Ah, lunch at last! This small shop had an excellent chicken type burger.
After this the last 8km cycling with some of that walking some sidewalks and I was at the main square. Found a place to stay not far away.
Met another touring cyclist on the main square. He had started in Georgia and was slowly winding his way down to Panama.
A photo of the main cathedral.
Simple but elegant interior. Nice to get to a somewhat larger city after these smaller towns.
A bicycle ride across the AmericasPosted on by mev
Todays endpoint is definitely small town Mexico. Just off the main square and all is quiet with exception of the church bells that peal every hour (half hour). It was a nice ride today with 50km of flat riding followed by two not too bad hills for ~700m of climb for the day.
Last night the Ocotlan square seemed quiet, though not as quiet as tonight.
Starting out my cycle computer told me 4C (40F), I think as cold as I’ve seen since Arizona – though certainly not like the deep freezes we hear about in Colorado and elsewhere. It warmed through the day and at one point my cycle computer was even over 30C (86F). I am definitely in a more continental climate and ended the day a little over 1800m (6000ft) high. Expect some more climbing these next days.
I stopped at the OXXO for breakfast before turning on the cuota. I would take the cuota for the next 80km.
I didn’t quite notice at first but when it says “Mexico” this means “Mexico City”. I’ve been seeing more of these signs as I am now within 400km of Mexico City.
It was an agricultural area including these gather together stalks.
This guy was using his horse to help herd his (dairy?) cattle. He also had a few “sheep” dogs that came over to check me out until they were called off.
Around 40km, I crossed my next state boundary, Michoacan and have now cycled six Mexican States. At 50km started a climb over a moderate hill. Down the other side and flat.
Brought me to this Papa John Pizza as well as small store. Welcome sight for a late lunch. After this a somewhat longer hill of ~300m (1000ft) brought me to see Churintzio.
The words I have seen in English more often than Spanish
Are “car wash”. In Baja I figured it was catering to the American tourists, but now that I see the same outside small town Churintzio, I am more inclined to believe this has just been adopted as part of Mexican Spanish lingo.
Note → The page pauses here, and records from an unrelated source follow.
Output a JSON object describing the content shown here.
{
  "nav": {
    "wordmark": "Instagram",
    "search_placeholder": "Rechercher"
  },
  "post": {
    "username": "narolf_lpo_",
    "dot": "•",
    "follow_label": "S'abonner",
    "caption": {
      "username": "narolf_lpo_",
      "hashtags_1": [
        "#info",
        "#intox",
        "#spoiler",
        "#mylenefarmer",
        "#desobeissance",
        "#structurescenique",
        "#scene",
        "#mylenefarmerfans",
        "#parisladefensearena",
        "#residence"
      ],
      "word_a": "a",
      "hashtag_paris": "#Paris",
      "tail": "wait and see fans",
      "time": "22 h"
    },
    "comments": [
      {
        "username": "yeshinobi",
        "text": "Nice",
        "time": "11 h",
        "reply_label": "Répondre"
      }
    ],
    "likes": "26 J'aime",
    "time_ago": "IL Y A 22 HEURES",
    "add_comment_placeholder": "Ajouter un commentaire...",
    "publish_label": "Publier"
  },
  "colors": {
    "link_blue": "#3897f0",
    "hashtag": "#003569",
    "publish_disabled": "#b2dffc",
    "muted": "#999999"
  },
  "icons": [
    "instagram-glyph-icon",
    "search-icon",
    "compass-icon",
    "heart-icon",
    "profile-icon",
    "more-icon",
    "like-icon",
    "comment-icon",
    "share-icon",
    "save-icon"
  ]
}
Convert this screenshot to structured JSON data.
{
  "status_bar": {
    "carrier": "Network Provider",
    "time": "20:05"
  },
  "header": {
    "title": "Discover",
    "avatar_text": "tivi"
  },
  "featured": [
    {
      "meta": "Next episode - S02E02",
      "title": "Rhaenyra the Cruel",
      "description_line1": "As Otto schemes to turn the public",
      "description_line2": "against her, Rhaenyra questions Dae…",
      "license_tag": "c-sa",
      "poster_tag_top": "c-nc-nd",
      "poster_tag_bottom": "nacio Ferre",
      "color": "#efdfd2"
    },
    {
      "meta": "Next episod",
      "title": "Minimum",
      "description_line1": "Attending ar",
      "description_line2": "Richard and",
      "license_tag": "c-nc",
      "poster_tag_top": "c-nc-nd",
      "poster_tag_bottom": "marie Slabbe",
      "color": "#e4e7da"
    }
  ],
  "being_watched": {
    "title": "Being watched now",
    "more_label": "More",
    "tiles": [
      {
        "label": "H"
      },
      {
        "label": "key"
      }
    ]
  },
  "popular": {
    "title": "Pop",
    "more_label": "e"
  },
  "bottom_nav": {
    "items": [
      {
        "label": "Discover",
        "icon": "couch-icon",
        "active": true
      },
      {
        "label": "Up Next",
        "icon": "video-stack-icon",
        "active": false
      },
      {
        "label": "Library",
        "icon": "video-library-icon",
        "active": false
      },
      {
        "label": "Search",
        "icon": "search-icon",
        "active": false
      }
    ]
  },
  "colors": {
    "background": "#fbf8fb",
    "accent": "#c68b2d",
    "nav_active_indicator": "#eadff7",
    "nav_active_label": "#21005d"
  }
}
Here was picture of the town square. It really wasn’t any more lively than this. However, nice quiet little town.